    knowledge of all the Vedas and the blessings of all the deities are invoked in the kalasha
    and its water is thereafter used for all the rituals, including the abhisheka.
    The consecration (kumbhaabhisheka) of a temple is done in a grand manner with
    elaborate rituals including the pouring of one or more kalashas of holy water on the top
    of the temple. When the asuras and devas churned the milky ocean, the Lord appeared
    bearing the pot of nectar, which blessed one with everlasting life.Thus the kalasha also symbolizes immortality. Men of wisdom are full andcomplete as they identify with the infinite Truth (poornatvam). They brim with joy and
    love and respect all that is auspicious. We greet them with a purnakumbha ("full pot")
    acknowledging their greatness and as a sign of respectful and reverential welcome, with a "full heart".

    16. Why do we consider the lotus as special?

    The lotus is the symbol of truth, auspiciousness and beauty (satyam, shivam,
    sundaram). The Lord is also that nature and therefore, His various aspects are compared
    to a lotus (i.e. lotus-eyes, lotus feet, lotus hands, the lotus of the heart etc.).
    The lotus blooms with the rising sun and close at night. Similarly, our minds open
    up and expand with the light of knowledge. The lotus grows even in slushy areas. It
    remains beautiful and untainted despite its surroundings, reminding us that we too can
    and should strive to remain pure and beautiful within, under all circumstances.
    The lotus leaf never gets wet even though it is always in water. It symbolizes the
    man of wisdom (gyaani) who remains ever joyous, unaffected by the world of sorrow
    and change. This is revealed in a shloka from the Bhagwad-Geeta:
    Brahmanyaadhaaya karmaani
    Sangam tyaktvaa karoti yaha
    Lipyate na sa paapena
    Padma patram ivaambhasaa
    He who does actions, offering them to Brahman (the Supreme), abandoning
    attachment, is not tainted by sin, just as a lotus leaf remains unaffected by the water on it.
    From this, we learn that what is natural to the man of wisdom becomes a
    discipline to be practiced by all saadhakas or spiritual seekers and devotees. Our bodies
    have certain energy centers described in the Yoga Shaastras as chakras.
    Each one is associated with lotus that has a certain number of petals. For example,
    a lotus with a thousand petals represents the Sahasra chakra at the top of the head, which
    opens when the yogi attains Godhood or Realisation.
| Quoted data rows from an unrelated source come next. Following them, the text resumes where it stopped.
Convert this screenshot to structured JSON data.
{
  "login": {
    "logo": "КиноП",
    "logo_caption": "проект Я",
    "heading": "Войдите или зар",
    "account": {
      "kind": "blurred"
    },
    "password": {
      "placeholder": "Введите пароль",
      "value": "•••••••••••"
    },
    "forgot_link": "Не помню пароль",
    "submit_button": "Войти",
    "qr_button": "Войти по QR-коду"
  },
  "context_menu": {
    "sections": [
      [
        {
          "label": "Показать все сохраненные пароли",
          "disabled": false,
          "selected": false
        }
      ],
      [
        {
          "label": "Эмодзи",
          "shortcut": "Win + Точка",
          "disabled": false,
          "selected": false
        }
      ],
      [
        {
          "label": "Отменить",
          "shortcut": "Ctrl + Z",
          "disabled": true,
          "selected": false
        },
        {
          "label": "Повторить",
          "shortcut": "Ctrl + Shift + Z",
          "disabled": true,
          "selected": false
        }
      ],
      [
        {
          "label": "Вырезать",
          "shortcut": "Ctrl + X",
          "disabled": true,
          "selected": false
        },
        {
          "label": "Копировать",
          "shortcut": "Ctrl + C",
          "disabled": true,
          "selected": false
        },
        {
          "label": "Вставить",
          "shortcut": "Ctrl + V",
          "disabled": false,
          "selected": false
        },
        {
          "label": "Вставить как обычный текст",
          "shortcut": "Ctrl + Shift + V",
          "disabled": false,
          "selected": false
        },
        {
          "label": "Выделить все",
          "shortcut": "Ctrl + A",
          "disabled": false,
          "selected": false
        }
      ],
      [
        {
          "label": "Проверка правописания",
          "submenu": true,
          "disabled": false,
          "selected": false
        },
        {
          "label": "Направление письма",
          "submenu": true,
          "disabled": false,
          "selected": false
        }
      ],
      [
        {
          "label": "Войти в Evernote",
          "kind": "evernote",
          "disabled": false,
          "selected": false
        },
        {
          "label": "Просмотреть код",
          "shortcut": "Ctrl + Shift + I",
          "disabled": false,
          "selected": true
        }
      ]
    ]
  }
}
Also, the lotus posture
    (padmaasana) is recommended when one sits for meditation. A lotus emerged from the
    navel of Lord Vishnu. Lord Brahma originated from it to create the world. Hence, the
    lotus symbolizes the link between the creator and the supreme Cause.
    It also symbolizes Brahmaloka, the abode of f Lord Brahma. The auspicious sign of the swastika is said to have evolved from the lotus.